Even those Poles and Scandinavians who were aware of their own nations' crusading traditions were discouraged from writing about them; in the case of Poland and the Baltic States, the Soviet presence required denouncing all Germans and praising the Russian liberators no matter which century they had arrived in.
Concessions were made for the period 1300-1500, when Eastern Europeans became aware of the Turkish threat. But the years 1100-1300 were effectively off limits. The lack of charismatic leaders, the scarcity of chronicle descriptions and informative documents, and the inability to travel freely made this era a historiographical black hole.
That changed with the collapse of the Soviet Union. Slowly, scholars who had labored to explain everything in terms of a class struggle retrieved from the "Schubladen" half-forgotten drafts of papers on more traditional topics and began to prepare a new generation of scholars to exploit the fallow fields of local medieval studies.
That generation has now matured.
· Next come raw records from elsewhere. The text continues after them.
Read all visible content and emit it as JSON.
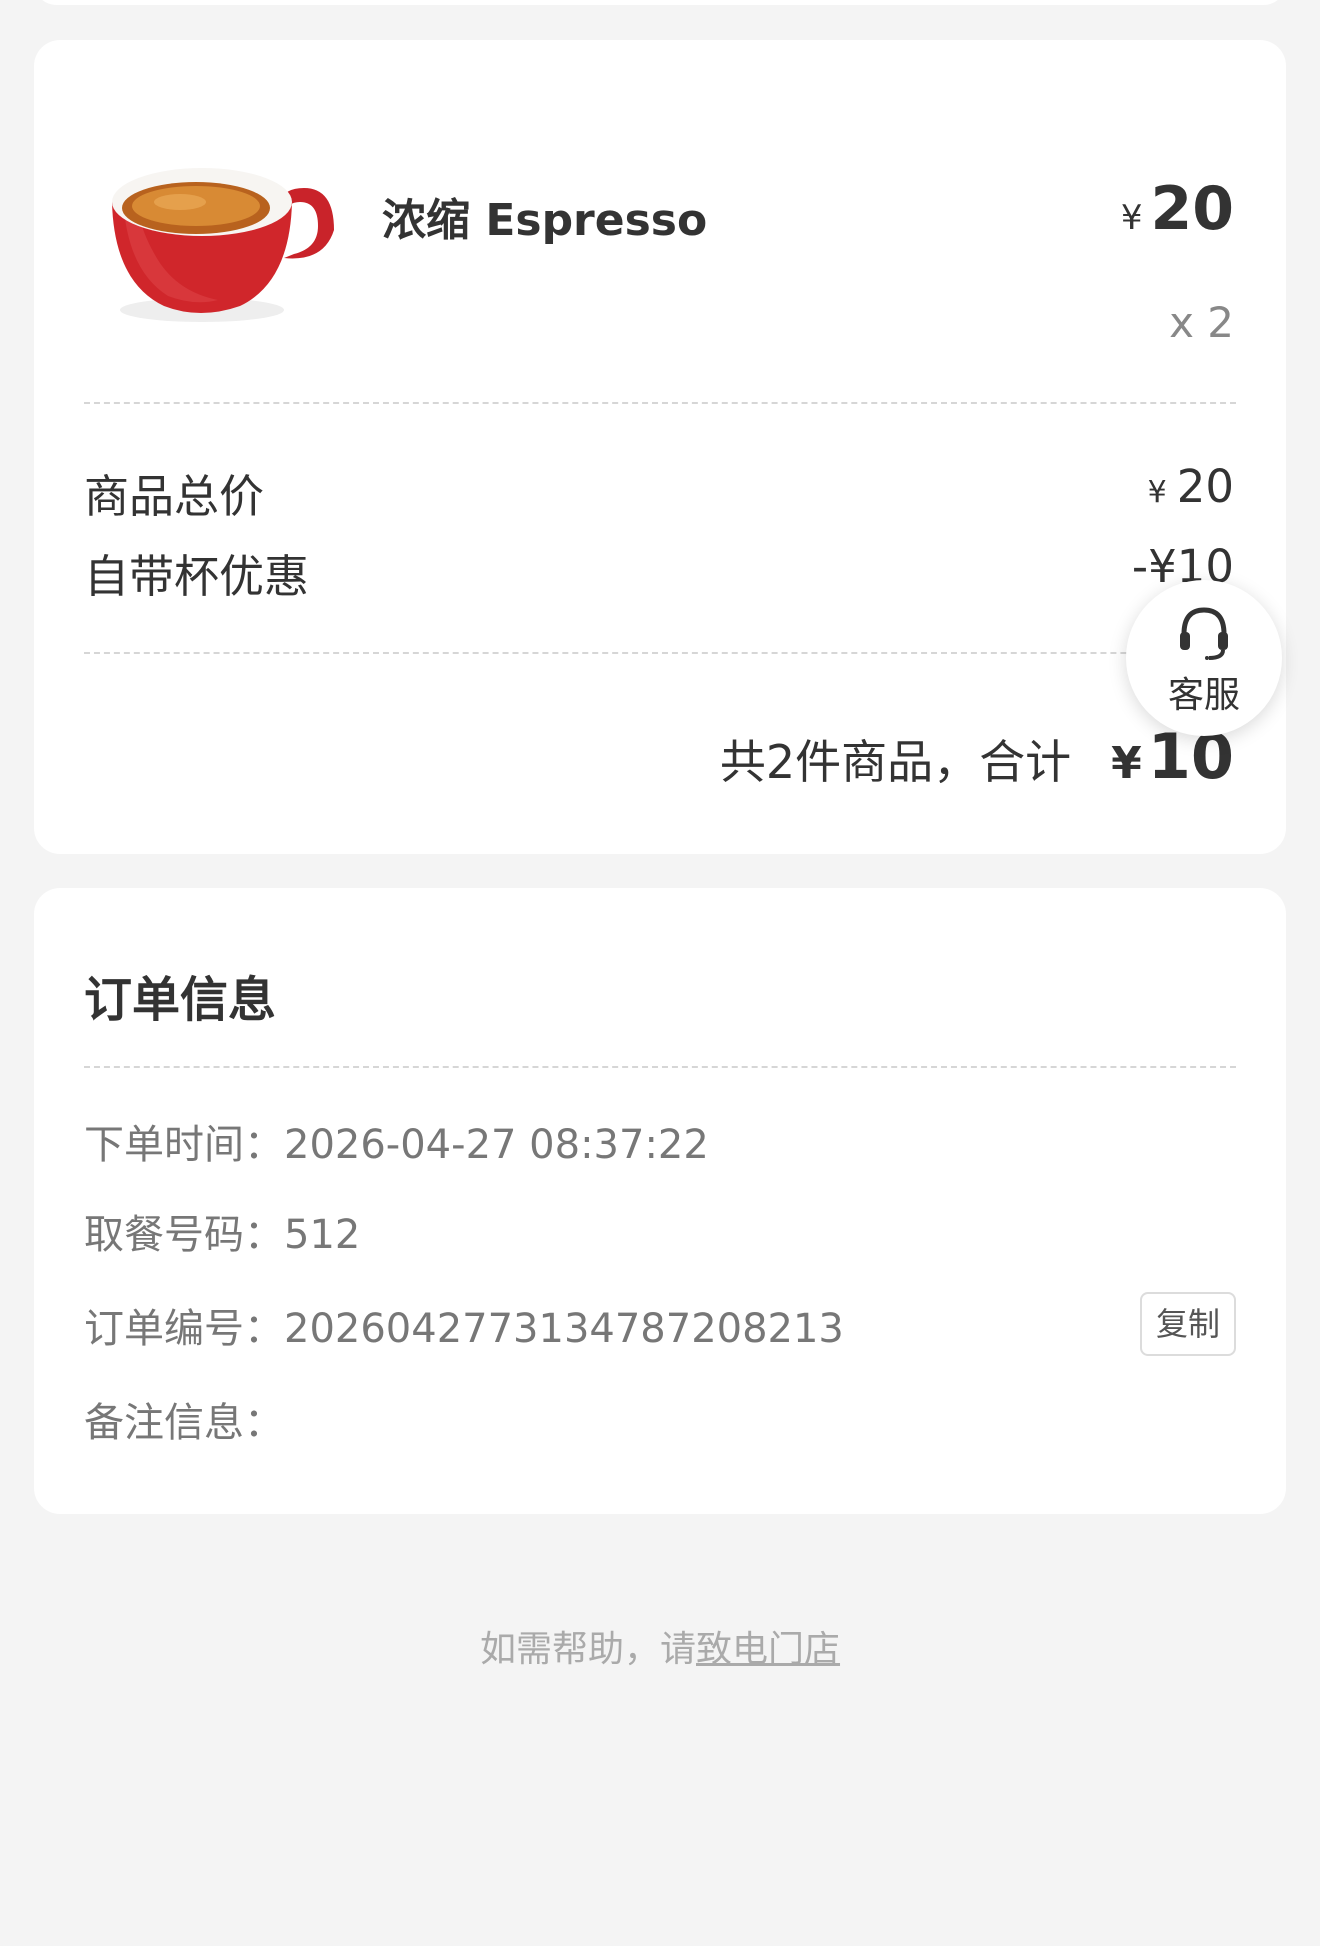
{
  "product": {
    "name": "浓缩 Espresso",
    "currency": "¥",
    "price": "20",
    "quantity": "x 2"
  },
  "summary": {
    "subtotal_label": "商品总价",
    "subtotal_currency": "¥",
    "subtotal_value": "20",
    "discount_label": "自带杯优惠",
    "discount_value": "-¥10",
    "total_text": "共2件商品，合计",
    "total_currency": "¥",
    "total_value": "10"
  },
  "customer_service": {
    "label": "客服",
    "icon": "headset-icon"
  },
  "order_info": {
    "title": "订单信息",
    "order_time_label": "下单时间：",
    "order_time_value": "2026-04-27 08:37:22",
    "pickup_label": "取餐号码：",
    "pickup_value": "512",
    "order_no_label": "订单编号：",
    "order_no_value": "2026042773134787208213",
    "copy_label": "复制",
    "remark_label": "备注信息："
  },
  "footer": {
    "help_prefix": "如需帮助，请",
    "help_link": "致电门店"
  },
  "colors": {
    "background": "#f4f4f4",
    "card": "#ffffff",
    "cup_red": "#d0262b"
  }
}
This is their book.
Of the pioneer Scandinavian scholars, Kurt Villads Jensen is the best known. His contribution on "Burning of Idols - Mission and Theology around the Baltic Sea" raises the question of why pagan idols so angered Christians who gazed upon them. Were they so different from the Christs, Marys, and Saints they venerated? Certainly, the Christians were offended, because at every opportunity they destroyed them, often by burning.
Darius von Güttner-Sporzyński offers a spirited narrative of how the Piast rulers in Poland used the crusading movement to conquer lands to the north and east, beginning with the annexation of Pomerania, then participation in the Wendish Crusade, and culminating in the 1147 expedition into Prussia. Poland, he argued, was now fully engaged with the rest of Latin Christendom.
The remaining essays are on limited themes from various lands, but all demonstrating the universality of the crusading movement. Interesting, but since the Mayer/Runciman formula is no longer powerful, they are unlikely to affect the debate that Srodecki described.
William L. Urban